--- START ---

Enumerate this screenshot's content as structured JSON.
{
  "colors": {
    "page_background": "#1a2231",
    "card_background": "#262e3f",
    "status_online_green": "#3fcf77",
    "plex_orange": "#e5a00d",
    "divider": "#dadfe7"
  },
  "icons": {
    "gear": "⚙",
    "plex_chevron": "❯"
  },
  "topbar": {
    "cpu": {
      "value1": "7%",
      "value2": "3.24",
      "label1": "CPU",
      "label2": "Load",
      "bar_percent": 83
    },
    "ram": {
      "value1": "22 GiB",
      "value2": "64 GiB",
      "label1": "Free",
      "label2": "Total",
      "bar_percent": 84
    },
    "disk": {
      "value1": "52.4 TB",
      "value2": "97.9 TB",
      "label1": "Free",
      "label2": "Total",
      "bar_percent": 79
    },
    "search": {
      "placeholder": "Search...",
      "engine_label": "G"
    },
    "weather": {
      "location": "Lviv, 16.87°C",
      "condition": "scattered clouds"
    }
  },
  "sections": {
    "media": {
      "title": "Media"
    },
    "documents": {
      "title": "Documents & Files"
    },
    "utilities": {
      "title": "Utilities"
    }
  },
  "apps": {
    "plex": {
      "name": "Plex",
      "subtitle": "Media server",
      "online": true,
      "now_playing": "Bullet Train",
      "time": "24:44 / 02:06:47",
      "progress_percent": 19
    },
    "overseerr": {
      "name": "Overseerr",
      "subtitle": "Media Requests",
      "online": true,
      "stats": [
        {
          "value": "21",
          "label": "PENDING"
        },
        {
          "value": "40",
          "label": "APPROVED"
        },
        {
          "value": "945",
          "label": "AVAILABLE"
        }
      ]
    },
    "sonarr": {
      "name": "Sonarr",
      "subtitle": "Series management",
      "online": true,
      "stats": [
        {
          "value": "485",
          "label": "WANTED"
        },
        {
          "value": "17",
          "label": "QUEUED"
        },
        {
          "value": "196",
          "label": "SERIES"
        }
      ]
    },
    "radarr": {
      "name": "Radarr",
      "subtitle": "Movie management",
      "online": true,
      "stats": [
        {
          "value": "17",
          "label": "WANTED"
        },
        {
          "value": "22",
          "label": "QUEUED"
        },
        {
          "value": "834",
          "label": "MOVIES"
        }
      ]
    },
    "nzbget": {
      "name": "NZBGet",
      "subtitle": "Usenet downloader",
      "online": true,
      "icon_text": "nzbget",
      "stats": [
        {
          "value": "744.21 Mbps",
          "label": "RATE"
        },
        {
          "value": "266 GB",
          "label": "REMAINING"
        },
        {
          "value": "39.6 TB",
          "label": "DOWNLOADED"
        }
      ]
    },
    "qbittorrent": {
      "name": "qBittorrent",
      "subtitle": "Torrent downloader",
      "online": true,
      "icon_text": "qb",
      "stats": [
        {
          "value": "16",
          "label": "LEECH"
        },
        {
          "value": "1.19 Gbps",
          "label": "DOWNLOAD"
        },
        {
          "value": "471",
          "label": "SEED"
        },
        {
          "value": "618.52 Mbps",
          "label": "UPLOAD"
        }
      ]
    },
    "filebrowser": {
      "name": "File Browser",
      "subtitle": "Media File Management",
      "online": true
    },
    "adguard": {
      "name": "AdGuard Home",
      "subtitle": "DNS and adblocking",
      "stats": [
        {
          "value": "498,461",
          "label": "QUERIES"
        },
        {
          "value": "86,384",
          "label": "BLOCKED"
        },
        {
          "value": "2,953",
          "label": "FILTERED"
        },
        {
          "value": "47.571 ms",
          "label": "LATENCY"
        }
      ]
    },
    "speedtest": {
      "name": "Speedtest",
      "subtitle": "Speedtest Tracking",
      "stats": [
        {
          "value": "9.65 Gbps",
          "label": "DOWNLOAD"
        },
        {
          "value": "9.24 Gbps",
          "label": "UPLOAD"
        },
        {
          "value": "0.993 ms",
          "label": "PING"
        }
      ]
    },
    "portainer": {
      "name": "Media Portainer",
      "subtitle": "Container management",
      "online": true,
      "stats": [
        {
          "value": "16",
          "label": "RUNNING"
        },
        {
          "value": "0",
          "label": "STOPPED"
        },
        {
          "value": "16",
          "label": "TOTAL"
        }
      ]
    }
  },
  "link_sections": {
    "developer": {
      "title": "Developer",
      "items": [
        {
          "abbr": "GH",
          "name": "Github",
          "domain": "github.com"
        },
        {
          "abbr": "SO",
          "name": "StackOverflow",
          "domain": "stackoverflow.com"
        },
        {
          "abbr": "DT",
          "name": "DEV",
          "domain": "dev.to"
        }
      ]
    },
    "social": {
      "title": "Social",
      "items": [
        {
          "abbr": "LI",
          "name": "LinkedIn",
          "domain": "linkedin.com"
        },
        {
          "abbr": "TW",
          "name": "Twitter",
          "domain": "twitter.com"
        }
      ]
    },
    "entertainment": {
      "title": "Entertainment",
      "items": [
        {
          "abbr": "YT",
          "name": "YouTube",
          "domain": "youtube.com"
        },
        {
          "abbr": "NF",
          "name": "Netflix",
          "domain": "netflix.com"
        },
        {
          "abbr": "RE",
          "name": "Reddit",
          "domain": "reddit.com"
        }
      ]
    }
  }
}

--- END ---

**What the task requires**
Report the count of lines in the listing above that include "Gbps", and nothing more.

**Result for this exercise**
3